08/09/02: White House wants replace 'Visa Express' genius with woman accused of not helping free kidnapped American kids in Arab lands
07/23/02: Visas for suspected terrorists?
07/03/02: Saudis Fueling Mideast Terrorism
07/02/02: Dick Gephardt, Wannabe Deadbeat Son
06/26/02: Open door for terrorists still open
06/17/02: Open Door for Saudi Terrorists
06/11/02: Sacrificing liberty and safety
05/29/02: Coddling Castro
05/20/02: GOP running from social security reform?
05/09/02: Arab (sky) High Culture
04/24/02: Catholic Church's real challenge
04/17/02: How do you say 'media-bias' in Hebrew?
04/09/02: Sexually Explicit "Abstinence" Education?

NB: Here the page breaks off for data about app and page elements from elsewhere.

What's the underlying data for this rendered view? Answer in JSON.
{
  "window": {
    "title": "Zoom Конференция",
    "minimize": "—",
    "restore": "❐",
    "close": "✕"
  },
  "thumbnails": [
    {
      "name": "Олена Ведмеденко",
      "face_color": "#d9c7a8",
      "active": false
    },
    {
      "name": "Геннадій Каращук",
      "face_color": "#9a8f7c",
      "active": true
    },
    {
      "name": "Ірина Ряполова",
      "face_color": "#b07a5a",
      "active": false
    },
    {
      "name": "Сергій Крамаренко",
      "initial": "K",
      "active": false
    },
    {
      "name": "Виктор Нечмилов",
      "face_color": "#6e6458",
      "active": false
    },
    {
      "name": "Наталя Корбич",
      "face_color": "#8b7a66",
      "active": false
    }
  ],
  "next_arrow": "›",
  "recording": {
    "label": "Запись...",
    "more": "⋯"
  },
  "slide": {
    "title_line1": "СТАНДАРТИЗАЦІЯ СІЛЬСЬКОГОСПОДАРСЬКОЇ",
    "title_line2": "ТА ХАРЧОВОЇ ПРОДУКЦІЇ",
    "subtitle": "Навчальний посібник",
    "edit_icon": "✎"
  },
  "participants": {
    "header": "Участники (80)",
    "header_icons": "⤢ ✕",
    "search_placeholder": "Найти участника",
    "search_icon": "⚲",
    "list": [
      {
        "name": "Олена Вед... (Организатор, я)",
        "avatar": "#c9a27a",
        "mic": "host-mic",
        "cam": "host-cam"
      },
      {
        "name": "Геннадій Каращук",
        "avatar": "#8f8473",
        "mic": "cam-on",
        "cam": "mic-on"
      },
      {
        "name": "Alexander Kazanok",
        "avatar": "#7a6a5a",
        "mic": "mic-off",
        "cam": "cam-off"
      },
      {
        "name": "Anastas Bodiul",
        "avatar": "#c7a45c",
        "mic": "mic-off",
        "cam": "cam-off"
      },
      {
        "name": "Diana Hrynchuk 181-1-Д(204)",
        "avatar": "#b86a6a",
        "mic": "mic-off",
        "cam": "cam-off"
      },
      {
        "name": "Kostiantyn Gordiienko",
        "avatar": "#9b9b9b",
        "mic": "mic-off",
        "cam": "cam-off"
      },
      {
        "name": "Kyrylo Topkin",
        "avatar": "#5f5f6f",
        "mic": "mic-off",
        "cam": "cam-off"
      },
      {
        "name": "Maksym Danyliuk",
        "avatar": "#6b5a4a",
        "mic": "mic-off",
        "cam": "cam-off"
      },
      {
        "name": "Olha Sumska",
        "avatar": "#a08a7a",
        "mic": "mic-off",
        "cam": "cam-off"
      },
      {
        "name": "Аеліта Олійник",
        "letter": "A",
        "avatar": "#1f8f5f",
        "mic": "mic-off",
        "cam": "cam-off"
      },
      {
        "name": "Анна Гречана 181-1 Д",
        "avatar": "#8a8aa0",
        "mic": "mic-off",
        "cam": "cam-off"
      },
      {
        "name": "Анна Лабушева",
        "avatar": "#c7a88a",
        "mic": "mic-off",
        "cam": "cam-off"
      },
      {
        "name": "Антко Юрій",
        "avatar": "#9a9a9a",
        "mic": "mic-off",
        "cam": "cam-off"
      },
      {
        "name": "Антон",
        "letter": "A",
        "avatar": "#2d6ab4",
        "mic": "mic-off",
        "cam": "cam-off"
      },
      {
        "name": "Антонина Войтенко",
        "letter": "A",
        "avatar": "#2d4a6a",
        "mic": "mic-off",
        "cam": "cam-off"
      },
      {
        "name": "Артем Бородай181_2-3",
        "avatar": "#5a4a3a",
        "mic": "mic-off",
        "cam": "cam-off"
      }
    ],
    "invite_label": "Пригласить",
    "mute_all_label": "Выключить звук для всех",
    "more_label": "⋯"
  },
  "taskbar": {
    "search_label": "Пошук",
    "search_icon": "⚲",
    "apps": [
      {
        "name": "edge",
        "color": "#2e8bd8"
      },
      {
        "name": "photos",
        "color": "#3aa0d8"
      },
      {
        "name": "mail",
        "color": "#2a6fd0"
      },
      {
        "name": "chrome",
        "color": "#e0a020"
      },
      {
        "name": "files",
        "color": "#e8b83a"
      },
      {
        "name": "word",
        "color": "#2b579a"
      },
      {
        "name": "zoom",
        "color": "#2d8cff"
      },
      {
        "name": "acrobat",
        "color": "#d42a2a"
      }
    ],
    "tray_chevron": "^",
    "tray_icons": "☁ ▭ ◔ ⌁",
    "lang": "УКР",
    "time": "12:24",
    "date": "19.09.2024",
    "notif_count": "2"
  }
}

04/09/02: A price on the heads of Americans overseas
04/02/02: Bush's New Version of Compartmentalization
03/25/02: Homosexuality a Factor in Sex Abuse by Priests
03/20/02: Government's "Candid Cameras"
03/14/02: Happy Abortionist Appreciation Day
03/07/02: Let dissent ring
03/04/02: Is Ted Kennedy a racist?
02/26/02: The Audacity to Be Black and Conservative

© 2003, Joel Mowbray. Adapted from the February 24 issue of National Review